According to the Treasury, loan modifications are more successful if they occur before a payment is missed.

Art Hilliard, a Chicago mortgage banker and vice president of the Illinois Mortgage Bankers Association, noted that problems with mortgages are complicated and can’t “be fixed in one fell swoop,” but anything to bring down a borrower's monthly payment is a step in the right direction.

The question however remains, he said, how long will all of this take? Homeowners, he said, must be willing to stick with a property over the long term and monthly mortgage payments need to stay below what it would cost if the homeowner became a renter.

“If a property is upside down," the loan amount exceeding the current market value of the property,
"and they can find an apartment cheaper, there is no incentive to stay there regardless of the rate,” he cautioned.

Loan modifications spelled out by Obama will allocate government money to ensure that monthly payments do not exceed 31 percent of a homeowner’s income. Initially it will be up to the lender to bring payments down to 38 percent of monthly income and the government will pay the difference for up to five years.

After that, the rates could gradually increase to the conforming loan rate at the time the loan was modified.

Officials at Fifth Third Bancorp welcomed Wednesday’s announcement and noted that for the most part the plan along with other government programs such as the economic stimulus package and the Economic Stabilization Act will all begin to help right the economy.

“We are one of the largest lenders in the market.

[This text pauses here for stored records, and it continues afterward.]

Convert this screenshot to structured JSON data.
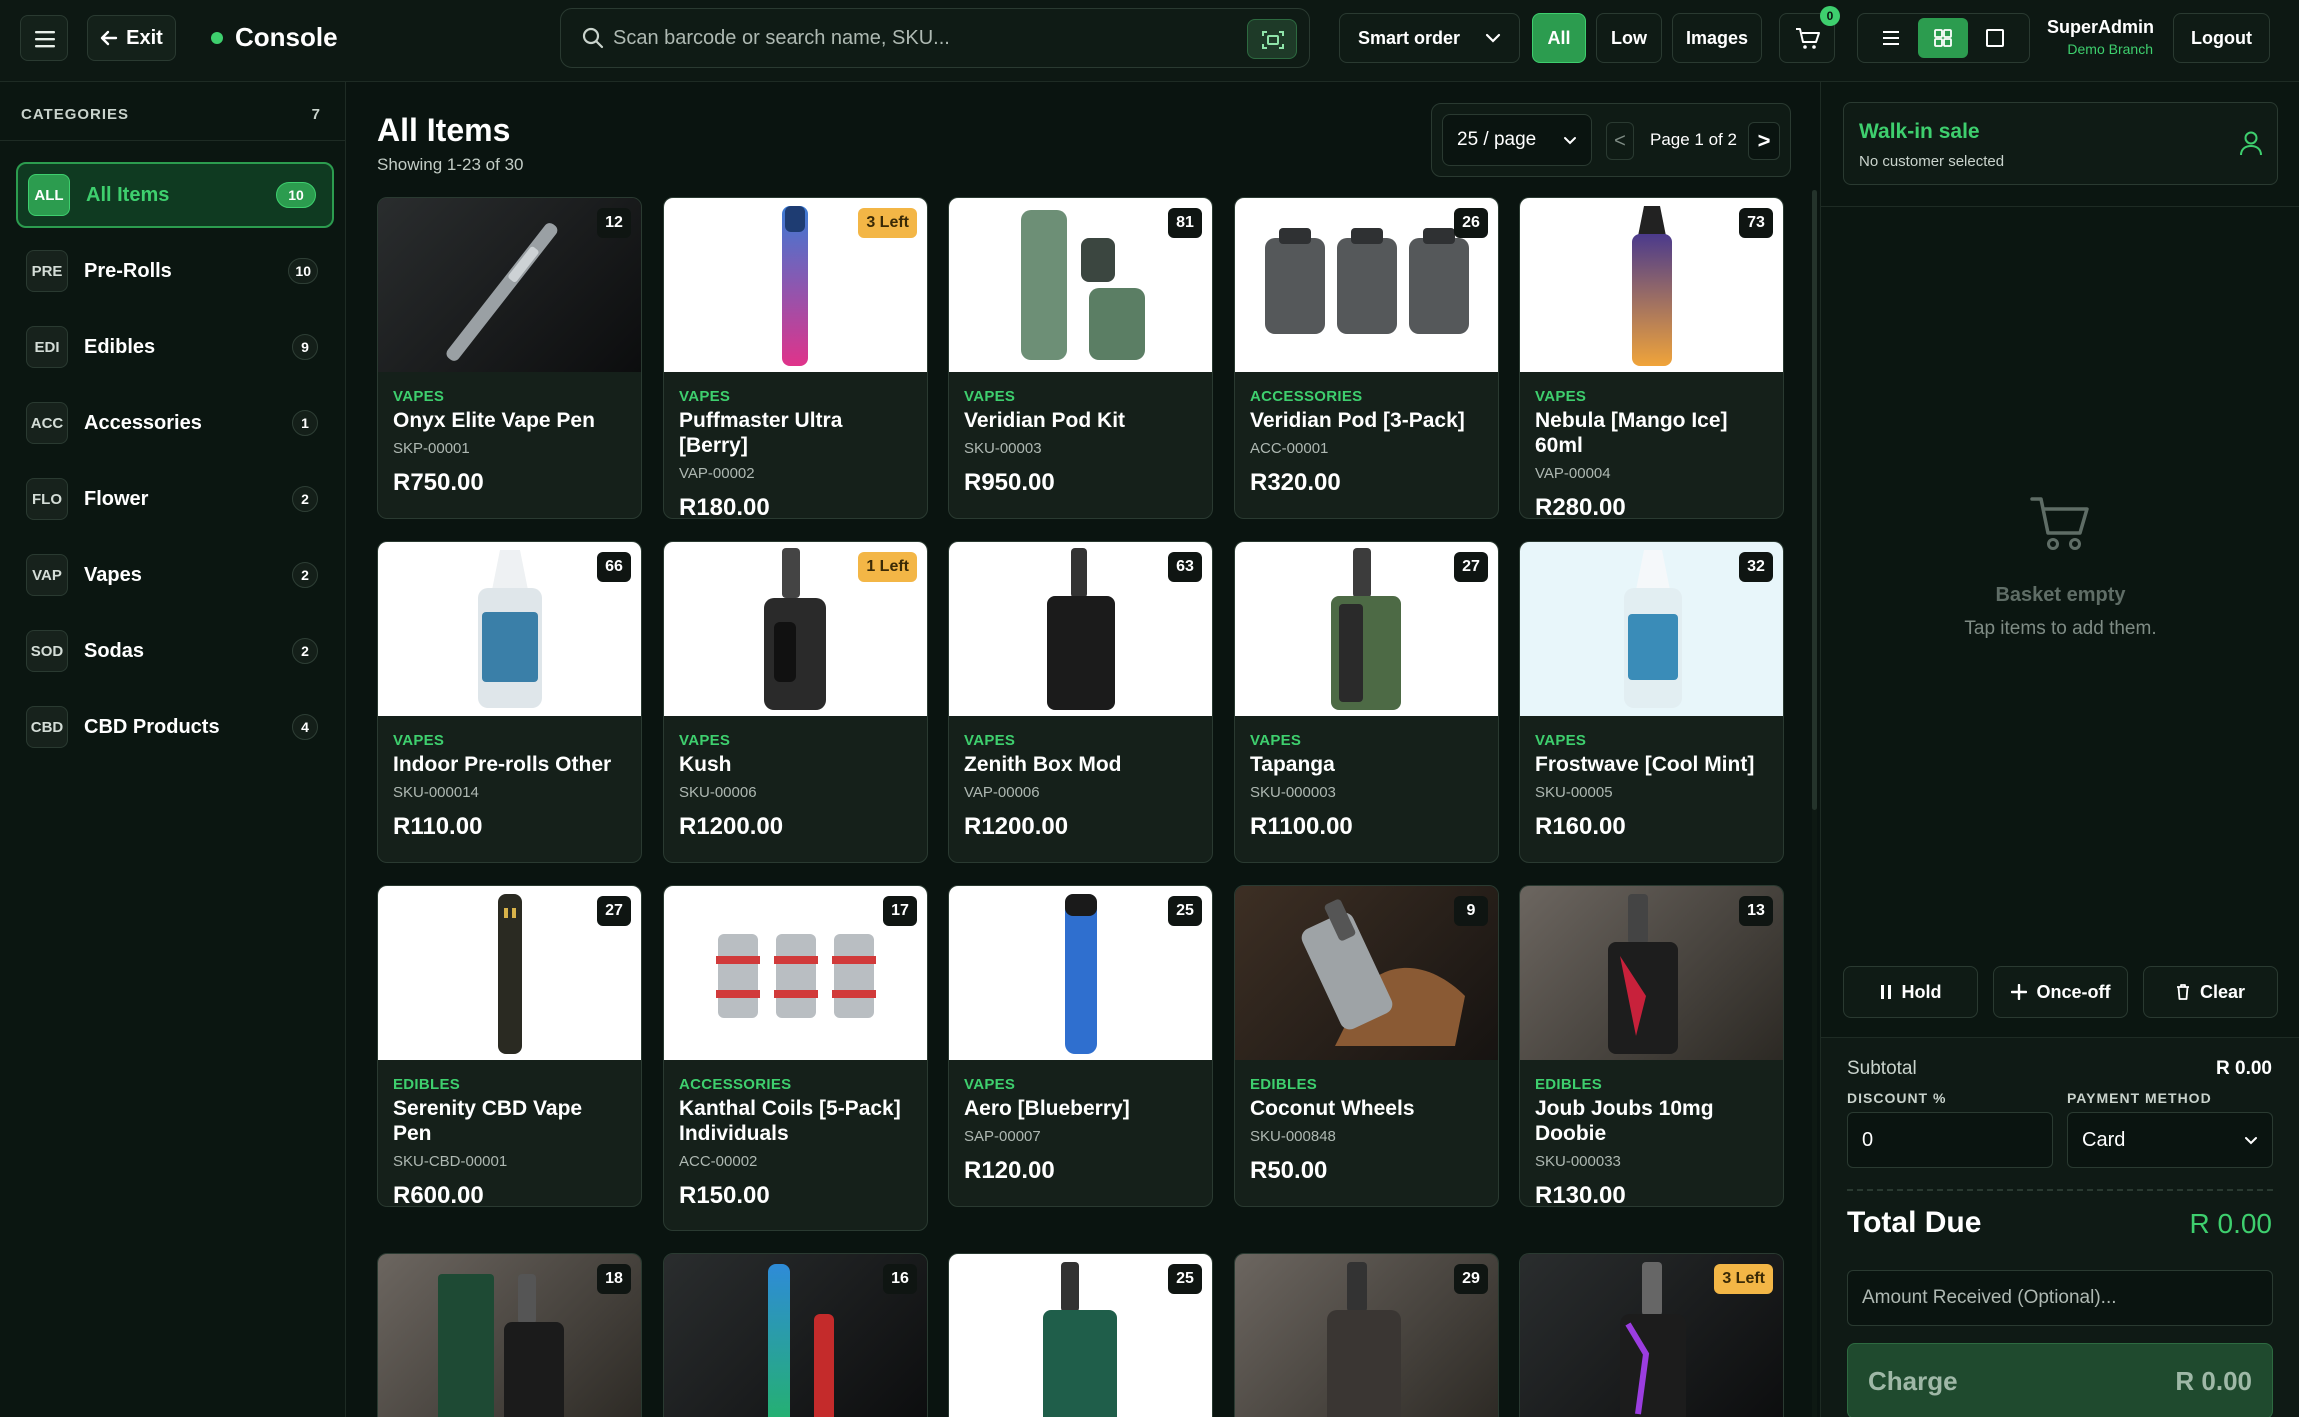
{
  "topbar": {
    "exit_label": "Exit",
    "brand": "Console",
    "search_placeholder": "Scan barcode or search name, SKU...",
    "sort_label": "Smart order",
    "filters": {
      "all": "All",
      "low": "Low",
      "images": "Images"
    },
    "cart_count": "0",
    "user_name": "SuperAdmin",
    "user_branch": "Demo Branch",
    "logout_label": "Logout"
  },
  "sidebar": {
    "header": "CATEGORIES",
    "header_count": "7",
    "items": [
      {
        "abbr": "ALL",
        "label": "All Items",
        "count": "10"
      },
      {
        "abbr": "PRE",
        "label": "Pre-Rolls",
        "count": "10"
      },
      {
        "abbr": "EDI",
        "label": "Edibles",
        "count": "9"
      },
      {
        "abbr": "ACC",
        "label": "Accessories",
        "count": "1"
      },
      {
        "abbr": "FLO",
        "label": "Flower",
        "count": "2"
      },
      {
        "abbr": "VAP",
        "label": "Vapes",
        "count": "2"
      },
      {
        "abbr": "SOD",
        "label": "Sodas",
        "count": "2"
      },
      {
        "abbr": "CBD",
        "label": "CBD Products",
        "count": "4"
      }
    ]
  },
  "main": {
    "title": "All Items",
    "subtitle": "Showing 1-23 of 30",
    "per_page": "25 / page",
    "prev": "<",
    "page_label": "Page 1 of 2",
    "next": ">"
  },
  "products": [
    {
      "category": "VAPES",
      "name": "Onyx Elite Vape Pen",
      "sku": "SKP-00001",
      "price": "R750.00",
      "stock": "12",
      "low": false
    },
    {
      "category": "VAPES",
      "name": "Puffmaster Ultra [Berry]",
      "sku": "VAP-00002",
      "price": "R180.00",
      "stock": "3 Left",
      "low": true
    },
    {
      "category": "VAPES",
      "name": "Veridian Pod Kit",
      "sku": "SKU-00003",
      "price": "R950.00",
      "stock": "81",
      "low": false
    },
    {
      "category": "ACCESSORIES",
      "name": "Veridian Pod [3-Pack]",
      "sku": "ACC-00001",
      "price": "R320.00",
      "stock": "26",
      "low": false
    },
    {
      "category": "VAPES",
      "name": "Nebula [Mango Ice] 60ml",
      "sku": "VAP-00004",
      "price": "R280.00",
      "stock": "73",
      "low": false
    },
    {
      "category": "VAPES",
      "name": "Indoor Pre-rolls Other",
      "sku": "SKU-000014",
      "price": "R110.00",
      "stock": "66",
      "low": false
    },
    {
      "category": "VAPES",
      "name": "Kush",
      "sku": "SKU-00006",
      "price": "R1200.00",
      "stock": "1 Left",
      "low": true
    },
    {
      "category": "VAPES",
      "name": "Zenith Box Mod",
      "sku": "VAP-00006",
      "price": "R1200.00",
      "stock": "63",
      "low": false
    },
    {
      "category": "VAPES",
      "name": "Tapanga",
      "sku": "SKU-000003",
      "price": "R1100.00",
      "stock": "27",
      "low": false
    },
    {
      "category": "VAPES",
      "name": "Frostwave [Cool Mint]",
      "sku": "SKU-00005",
      "price": "R160.00",
      "stock": "32",
      "low": false
    },
    {
      "category": "EDIBLES",
      "name": "Serenity CBD Vape Pen",
      "sku": "SKU-CBD-00001",
      "price": "R600.00",
      "stock": "27",
      "low": false
    },
    {
      "category": "ACCESSORIES",
      "name": "Kanthal Coils [5-Pack] Individuals",
      "sku": "ACC-00002",
      "price": "R150.00",
      "stock": "17",
      "low": false
    },
    {
      "category": "VAPES",
      "name": "Aero [Blueberry]",
      "sku": "SAP-00007",
      "price": "R120.00",
      "stock": "25",
      "low": false
    },
    {
      "category": "EDIBLES",
      "name": "Coconut Wheels",
      "sku": "SKU-000848",
      "price": "R50.00",
      "stock": "9",
      "low": false
    },
    {
      "category": "EDIBLES",
      "name": "Joub Joubs 10mg Doobie",
      "sku": "SKU-000033",
      "price": "R130.00",
      "stock": "13",
      "low": false
    },
    {
      "stock": "18",
      "low": false
    },
    {
      "stock": "16",
      "low": false
    },
    {
      "stock": "25",
      "low": false
    },
    {
      "stock": "29",
      "low": false
    },
    {
      "stock": "3 Left",
      "low": true
    }
  ],
  "basket": {
    "customer_title": "Walk-in sale",
    "customer_sub": "No customer selected",
    "empty_title": "Basket empty",
    "empty_sub": "Tap items to add them.",
    "hold_label": "Hold",
    "onceoff_label": "Once-off",
    "clear_label": "Clear",
    "subtotal_label": "Subtotal",
    "subtotal_value": "R 0.00",
    "discount_label": "DISCOUNT %",
    "discount_value": "0",
    "payment_label": "PAYMENT METHOD",
    "payment_value": "Card",
    "total_label": "Total Due",
    "total_value": "R 0.00",
    "amount_placeholder": "Amount Received (Optional)...",
    "charge_label": "Charge",
    "charge_value": "R 0.00"
  },
  "colors": {
    "accent": "#3ecf6e",
    "accent_dark": "#2c9c4f",
    "low_stock": "#f3b646",
    "bg": "#0a1410"
  }
}
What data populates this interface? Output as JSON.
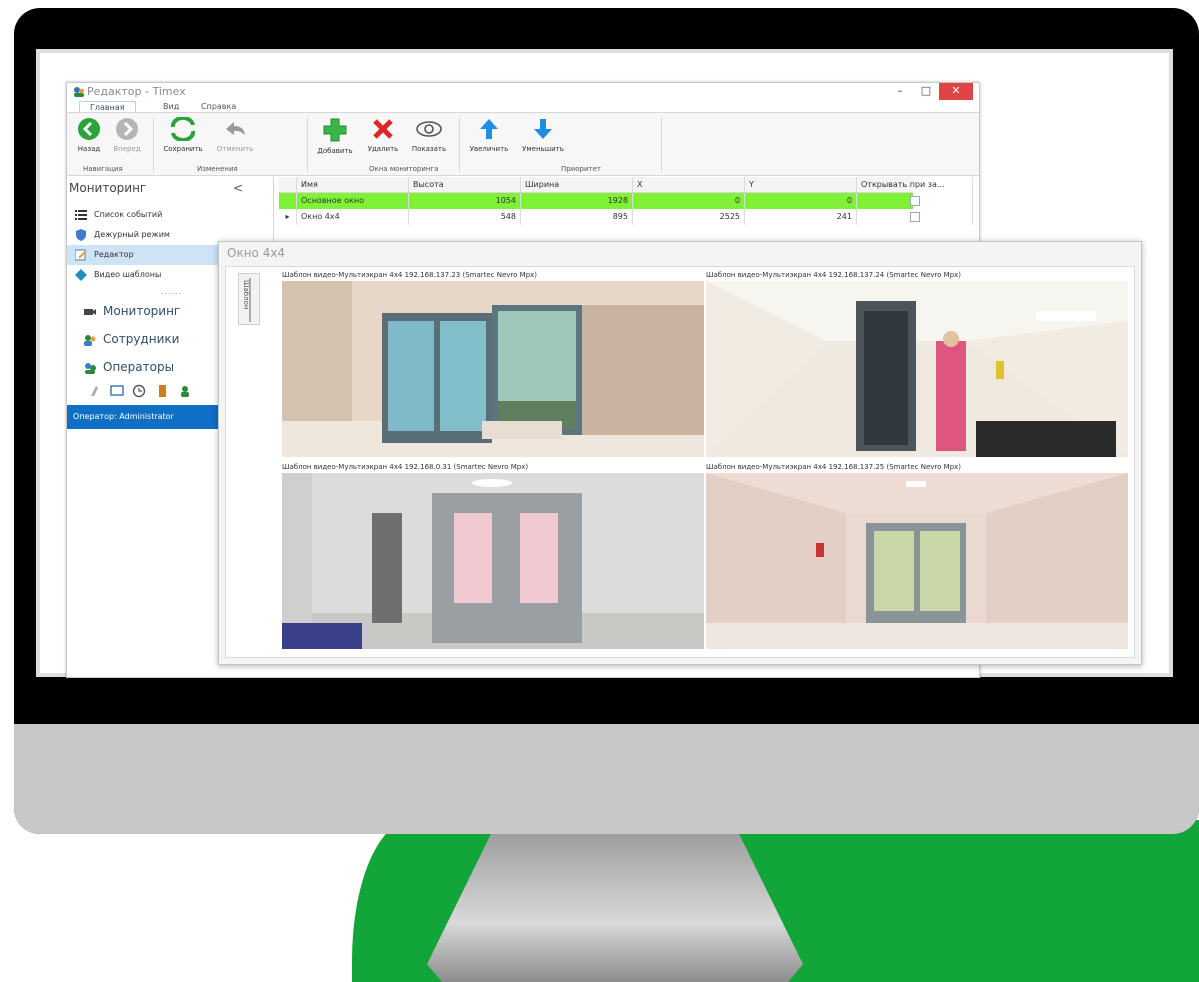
{
  "window": {
    "title": "Редактор - Timex",
    "controls": {
      "minimize": "–",
      "maximize": "□",
      "close": "✕"
    }
  },
  "menu_tabs": [
    {
      "label": "Главная",
      "active": true
    },
    {
      "label": "Вид",
      "active": false
    },
    {
      "label": "Справка",
      "active": false
    }
  ],
  "ribbon": {
    "buttons": {
      "back": "Назад",
      "forward": "Вперед",
      "save": "Сохранить",
      "cancel": "Отменить",
      "add": "Добавить",
      "delete": "Удалить",
      "show": "Показать",
      "increase": "Увеличить",
      "decrease": "Уменьшить"
    },
    "groups": {
      "navigation": "Навигация",
      "changes": "Изменения",
      "monitoring_windows": "Окна мониторинга",
      "priority": "Приоритет"
    }
  },
  "nav": {
    "header": "Мониторинг",
    "collapse": "<",
    "items": [
      "Список событий",
      "Дежурный режим",
      "Редактор",
      "Видео шаблоны"
    ],
    "grip": "......",
    "big_items": [
      "Мониторинг",
      "Сотрудники",
      "Операторы"
    ],
    "status": "Оператор: Administrator"
  },
  "grid": {
    "columns": [
      "Имя",
      "Высота",
      "Ширина",
      "X",
      "Y",
      "Открывать при за..."
    ],
    "rows": [
      {
        "marker": "",
        "name": "Основное окно",
        "height": "1054",
        "width": "1928",
        "x": "0",
        "y": "0"
      },
      {
        "marker": "▸",
        "name": "Окно 4x4",
        "height": "548",
        "width": "895",
        "x": "2525",
        "y": "241"
      }
    ]
  },
  "video_window": {
    "title": "Окно 4x4",
    "side_tab": "Шаблон",
    "cameras": [
      "Шаблон видео-Мультиэкран 4x4 192.168.137.23 (Smartec Nevro Mpx)",
      "Шаблон видео-Мультиэкран 4x4 192.168.137.24 (Smartec Nevro Mpx)",
      "Шаблон видео-Мультиэкран 4x4 192.168.0.31 (Smartec Nevro Mpx)",
      "Шаблон видео-Мультиэкран 4x4 192.168.137.25 (Smartec Nevro Mpx)"
    ]
  },
  "colors": {
    "accent_green": "#12a53a",
    "row_highlight": "#7ff238",
    "status_blue": "#0f6fc4",
    "close_red": "#e04343"
  }
}
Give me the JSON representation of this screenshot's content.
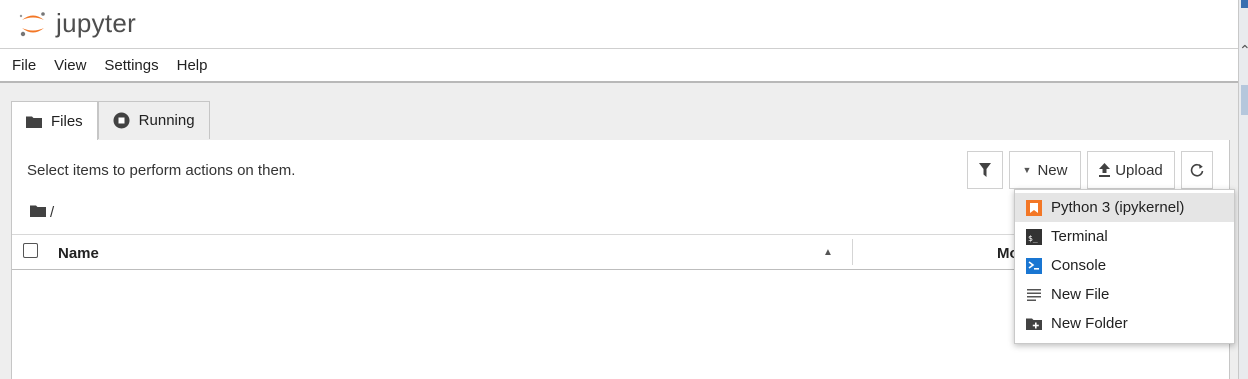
{
  "app": {
    "logo_text": "jupyter"
  },
  "menu": [
    "File",
    "View",
    "Settings",
    "Help"
  ],
  "tabs": [
    {
      "label": "Files",
      "icon": "folder-icon",
      "active": true
    },
    {
      "label": "Running",
      "icon": "stop-circle-icon",
      "active": false
    }
  ],
  "file_browser": {
    "hint": "Select items to perform actions on them.",
    "toolbar": {
      "filter_icon": "filter-icon",
      "new_label": "New",
      "upload_label": "Upload",
      "refresh_icon": "refresh-icon"
    },
    "breadcrumb": "/",
    "columns": {
      "name": "Name",
      "modified": "Mo"
    }
  },
  "new_menu": {
    "items": [
      {
        "label": "Python 3 (ipykernel)",
        "icon": "python-notebook-icon",
        "highlighted": true
      },
      {
        "label": "Terminal",
        "icon": "terminal-icon"
      },
      {
        "label": "Console",
        "icon": "console-icon"
      },
      {
        "label": "New File",
        "icon": "text-file-icon"
      },
      {
        "label": "New Folder",
        "icon": "new-folder-icon"
      }
    ]
  },
  "colors": {
    "accent_orange": "#f37726",
    "console_blue": "#1976d2",
    "menu_highlight": "#e5e5e5"
  }
}
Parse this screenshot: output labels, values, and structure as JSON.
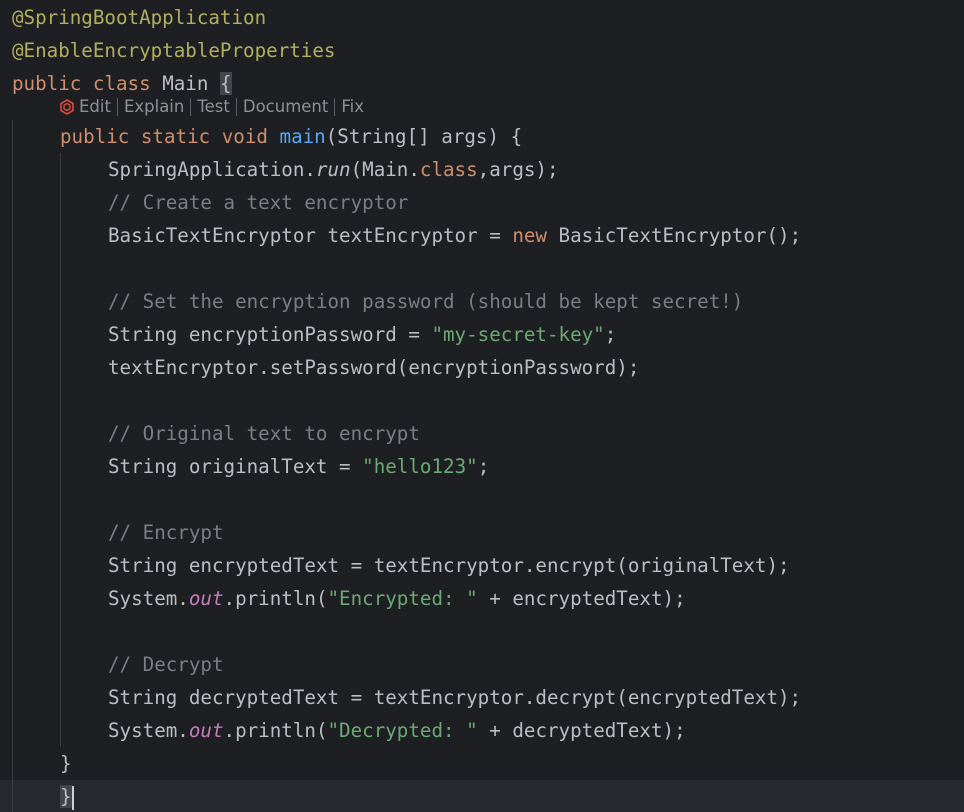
{
  "code": {
    "line_annotation_1": "@SpringBootApplication",
    "line_annotation_2": "@EnableEncryptableProperties",
    "class_kw_public": "public",
    "class_kw_class": "class",
    "class_name": "Main",
    "open_brace": "{",
    "main_kw_public": "public",
    "main_kw_static": "static",
    "main_kw_void": "void",
    "main_name": "main",
    "main_params": "(String[] args) {",
    "run_obj": "SpringApplication.",
    "run_method": "run",
    "run_args_start": "(Main.",
    "run_class_kw": "class",
    "run_args_end": ",args);",
    "comment_create": "// Create a text encryptor",
    "encryptor_decl_start": "BasicTextEncryptor textEncryptor = ",
    "encryptor_new_kw": "new",
    "encryptor_decl_end": " BasicTextEncryptor();",
    "comment_password": "// Set the encryption password (should be kept secret!)",
    "password_decl_start": "String encryptionPassword = ",
    "password_value": "\"my-secret-key\"",
    "password_decl_end": ";",
    "set_password": "textEncryptor.setPassword(encryptionPassword);",
    "comment_original": "// Original text to encrypt",
    "original_decl_start": "String originalText = ",
    "original_value": "\"hello123\"",
    "original_decl_end": ";",
    "comment_encrypt": "// Encrypt",
    "encrypt_call": "String encryptedText = textEncryptor.encrypt(originalText);",
    "print1_obj": "System.",
    "print1_field": "out",
    "print1_mid": ".println(",
    "print1_str": "\"Encrypted: \"",
    "print1_end": " + encryptedText);",
    "comment_decrypt": "// Decrypt",
    "decrypt_call": "String decryptedText = textEncryptor.decrypt(encryptedText);",
    "print2_obj": "System.",
    "print2_field": "out",
    "print2_mid": ".println(",
    "print2_str": "\"Decrypted: \"",
    "print2_end": " + decryptedText);",
    "close_method": "}",
    "close_class": "}"
  },
  "codevision": {
    "icon": "ai-assistant-icon",
    "items": [
      "Edit",
      "Explain",
      "Test",
      "Document",
      "Fix"
    ]
  },
  "colors": {
    "background": "#1e1f22",
    "current_line": "#26282e",
    "text": "#bcbec4",
    "keyword": "#cf8e6d",
    "annotation": "#b3ae60",
    "function": "#56a8f5",
    "string": "#6aab73",
    "comment": "#7a7e85",
    "static_field": "#c77dbb",
    "ai_icon": "#e0493f"
  }
}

We originate Fannie and Freddy loans as well as FHA loans and certainly as these programs become available we will be immediately offering them to the public,” said Howard Ackerman, senior vice president of mortgage lending.

For his part, Hilliard noted that lending practices have already changed with standards tightening up. He said he is hearing of people with 720 credit scores needing cash reserves to get loans. 

Frank Binetti, a Chicago mortgage banker and president of the Illinois Mortgage Bankers Association, said that despite the lack of detail released, he hopes the plan will help people regain confidence and get the public back in the housing market.

If anything, the current crisis has Americans going back to the old idea of homeownership, he added.

“A home is a home again,” he said. “It’s not an investment vehicle.”

For borrowers who stay current, the initiative provides a monthly balance-reduction payment of $1,000 a year for up to five years.

One critic of the plan, Danielle Babb, author and dean of Andrew Jackson University School of Business, said many banks have already been modifying mortgages and she is concerned about how long the government is committing to paying the difference in interest rates.

And even with government help and lower interest rates, Babb and Hilliard noted, some borrowers will still default either because they still will not be able to consistently make payments or homes will continue to lose value.

One aspect of the plan that drew universal fire from lenders came under the heading of “strengthening communities” and allows bankruptcy-court modification of home mortgages for borrowers who have run out of options.

“The worse thing is to force bankruptcy judges to write down principle,” Babb said, adding that judicial write- downs would force reductions of bank assets and in turn force the banks to raise fees on new loans, further pushing lending out of reach.

Fifth Third’s Ackerman added that most mortgage bankers are against the judicial action because it can erode the investment legitimacy of investing in mortgage-backed securities in the future.

To boost confidence in Fannie Mae and Freddy Mac, the Treasury stated, the government will add further to the increased funding of those agencies authorized last year by Congress. The Treasury is increasing its preferred stock purchase agreements to the agencies to $200 billion each, up from $100 billion each.

Additionally, the Treasury will continue to buy mortgage-backed securities from the agencies, which Babb considered one positive aspect of Obama’s announcement. Purchasing those securities, she said, could free up credit for the banks to lend.

Kate Shellnutt contributed.